Hardest hit by the move would be Rolls-Royce, the British aero-engine manufacturer. TWA had specified that the planes were to be equipped with Rolls' new Trent engine. The order is estimated to be worth dollars 2bn to Rolls.
An industry analyst said: 'It will be a much leaner and fitter TWA that comes out of Chapter 11. TWA's managers are only going to want to pursue orders that are absolutely necessary.'
Any scrapping of the order could not come at a worse time for Rolls, which is believed to be on the point of cutting its dividend for the first time since privatisation and shedding 2,000 jobs. Results in March are expected to show a flat performance with profits close to the 1991 level of pounds 51m.
Rolls is being hit on several fronts at the moment. Defence demand is down; civil aircraft manufacturers are reporting falling production levels; the aircraft spares market is sluggish and NEI, the group's power engineering division, is struggling to maintain previous business levels.
Question marks also remain over the group's exposure to GPA, the ailing Irish leasing giant, and an order from America West, a US regional airline.
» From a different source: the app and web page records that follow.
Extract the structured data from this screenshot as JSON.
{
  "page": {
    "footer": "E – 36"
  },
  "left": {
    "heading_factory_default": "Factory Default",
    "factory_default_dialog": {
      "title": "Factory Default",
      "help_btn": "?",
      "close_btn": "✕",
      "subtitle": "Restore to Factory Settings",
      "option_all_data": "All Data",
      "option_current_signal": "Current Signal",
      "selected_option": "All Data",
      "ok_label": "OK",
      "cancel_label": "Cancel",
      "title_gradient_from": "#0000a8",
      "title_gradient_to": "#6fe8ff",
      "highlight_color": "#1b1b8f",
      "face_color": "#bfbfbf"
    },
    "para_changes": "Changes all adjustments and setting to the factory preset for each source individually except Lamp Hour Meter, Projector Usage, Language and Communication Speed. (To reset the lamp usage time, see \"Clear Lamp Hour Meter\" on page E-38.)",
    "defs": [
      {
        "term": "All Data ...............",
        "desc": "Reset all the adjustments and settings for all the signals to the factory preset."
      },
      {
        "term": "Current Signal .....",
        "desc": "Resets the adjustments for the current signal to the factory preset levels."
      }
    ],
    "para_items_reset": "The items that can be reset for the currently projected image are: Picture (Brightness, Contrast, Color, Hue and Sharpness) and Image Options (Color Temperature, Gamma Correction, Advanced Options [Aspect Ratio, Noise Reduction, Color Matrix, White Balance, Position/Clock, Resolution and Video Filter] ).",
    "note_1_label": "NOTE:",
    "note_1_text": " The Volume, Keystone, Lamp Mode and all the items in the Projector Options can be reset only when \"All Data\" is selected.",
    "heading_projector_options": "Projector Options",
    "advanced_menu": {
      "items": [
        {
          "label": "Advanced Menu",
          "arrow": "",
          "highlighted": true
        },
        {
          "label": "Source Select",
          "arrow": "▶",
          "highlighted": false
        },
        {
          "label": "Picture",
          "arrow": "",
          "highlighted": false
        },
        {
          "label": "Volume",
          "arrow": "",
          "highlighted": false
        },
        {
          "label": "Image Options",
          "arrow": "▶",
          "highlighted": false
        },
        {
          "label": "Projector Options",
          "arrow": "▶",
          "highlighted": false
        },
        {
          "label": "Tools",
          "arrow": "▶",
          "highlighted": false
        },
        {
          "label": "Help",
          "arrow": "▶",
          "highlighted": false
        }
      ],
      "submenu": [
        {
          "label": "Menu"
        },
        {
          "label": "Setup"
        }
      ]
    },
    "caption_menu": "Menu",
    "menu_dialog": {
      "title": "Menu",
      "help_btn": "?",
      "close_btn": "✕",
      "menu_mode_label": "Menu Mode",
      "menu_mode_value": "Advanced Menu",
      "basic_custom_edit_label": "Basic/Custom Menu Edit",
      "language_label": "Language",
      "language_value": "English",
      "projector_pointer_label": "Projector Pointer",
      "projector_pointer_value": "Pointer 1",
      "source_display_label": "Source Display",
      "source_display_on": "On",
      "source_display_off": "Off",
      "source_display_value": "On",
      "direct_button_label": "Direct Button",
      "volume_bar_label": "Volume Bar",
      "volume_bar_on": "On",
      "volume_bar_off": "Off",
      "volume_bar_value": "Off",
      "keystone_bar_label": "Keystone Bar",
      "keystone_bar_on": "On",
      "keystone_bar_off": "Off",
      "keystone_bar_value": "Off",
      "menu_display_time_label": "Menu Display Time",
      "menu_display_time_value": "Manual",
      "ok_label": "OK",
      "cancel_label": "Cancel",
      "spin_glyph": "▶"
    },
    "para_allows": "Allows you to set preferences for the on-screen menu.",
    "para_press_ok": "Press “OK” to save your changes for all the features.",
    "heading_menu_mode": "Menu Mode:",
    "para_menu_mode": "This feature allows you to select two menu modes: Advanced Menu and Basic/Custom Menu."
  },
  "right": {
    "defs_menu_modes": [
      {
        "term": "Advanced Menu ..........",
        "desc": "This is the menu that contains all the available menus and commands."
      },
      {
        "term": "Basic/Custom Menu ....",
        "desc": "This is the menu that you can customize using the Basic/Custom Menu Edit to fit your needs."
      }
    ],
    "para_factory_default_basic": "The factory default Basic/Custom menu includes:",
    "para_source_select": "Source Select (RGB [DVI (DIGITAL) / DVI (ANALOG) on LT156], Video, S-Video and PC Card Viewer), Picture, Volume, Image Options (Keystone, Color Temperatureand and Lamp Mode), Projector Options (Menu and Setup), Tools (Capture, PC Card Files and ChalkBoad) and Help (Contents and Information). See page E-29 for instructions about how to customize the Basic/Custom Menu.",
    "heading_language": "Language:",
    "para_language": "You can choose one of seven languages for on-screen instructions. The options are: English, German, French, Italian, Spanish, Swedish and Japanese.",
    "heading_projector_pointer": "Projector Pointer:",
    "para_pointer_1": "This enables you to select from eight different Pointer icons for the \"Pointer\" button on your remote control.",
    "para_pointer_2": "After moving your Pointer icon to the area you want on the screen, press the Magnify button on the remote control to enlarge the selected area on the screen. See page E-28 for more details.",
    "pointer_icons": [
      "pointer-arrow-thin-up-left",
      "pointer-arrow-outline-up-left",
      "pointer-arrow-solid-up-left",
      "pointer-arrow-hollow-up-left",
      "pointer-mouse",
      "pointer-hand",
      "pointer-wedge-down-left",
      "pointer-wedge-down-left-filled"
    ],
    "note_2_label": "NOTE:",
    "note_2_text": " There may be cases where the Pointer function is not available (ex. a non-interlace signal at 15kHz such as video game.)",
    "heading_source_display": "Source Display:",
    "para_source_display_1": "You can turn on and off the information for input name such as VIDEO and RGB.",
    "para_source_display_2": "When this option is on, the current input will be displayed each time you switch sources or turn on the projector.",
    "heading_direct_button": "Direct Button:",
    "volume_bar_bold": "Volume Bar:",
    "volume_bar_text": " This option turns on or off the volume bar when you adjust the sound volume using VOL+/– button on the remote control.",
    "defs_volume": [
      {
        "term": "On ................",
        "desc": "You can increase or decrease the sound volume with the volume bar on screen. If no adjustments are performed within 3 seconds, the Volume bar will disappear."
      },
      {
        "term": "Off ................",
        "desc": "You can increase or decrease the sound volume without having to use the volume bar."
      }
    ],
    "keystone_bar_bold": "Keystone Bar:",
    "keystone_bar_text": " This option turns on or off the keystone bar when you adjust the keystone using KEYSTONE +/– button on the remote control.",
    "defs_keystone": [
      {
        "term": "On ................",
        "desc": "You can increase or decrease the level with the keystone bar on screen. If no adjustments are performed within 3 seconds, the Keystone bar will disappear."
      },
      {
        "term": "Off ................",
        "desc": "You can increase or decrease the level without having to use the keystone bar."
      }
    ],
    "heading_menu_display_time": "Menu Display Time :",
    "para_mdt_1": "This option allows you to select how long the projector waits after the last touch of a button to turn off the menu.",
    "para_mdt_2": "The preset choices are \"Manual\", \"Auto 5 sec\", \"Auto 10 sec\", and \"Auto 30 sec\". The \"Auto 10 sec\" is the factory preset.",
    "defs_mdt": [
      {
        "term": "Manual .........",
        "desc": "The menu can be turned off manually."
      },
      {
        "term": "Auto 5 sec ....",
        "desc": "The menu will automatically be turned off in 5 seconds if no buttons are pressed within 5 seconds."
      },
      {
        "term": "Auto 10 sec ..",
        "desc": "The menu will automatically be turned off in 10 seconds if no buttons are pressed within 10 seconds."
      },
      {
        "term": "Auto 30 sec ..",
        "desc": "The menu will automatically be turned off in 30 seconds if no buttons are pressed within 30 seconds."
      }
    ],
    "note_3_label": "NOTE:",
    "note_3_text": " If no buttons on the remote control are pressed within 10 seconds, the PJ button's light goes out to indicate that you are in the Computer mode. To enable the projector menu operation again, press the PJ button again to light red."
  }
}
Observers reckon that in order to match the performance of its major US rivals, General Electric and Pratt & Whitney, the Derby-based company will have to cut its aero-engine workforce from 30,000 to 25,000.Reuse content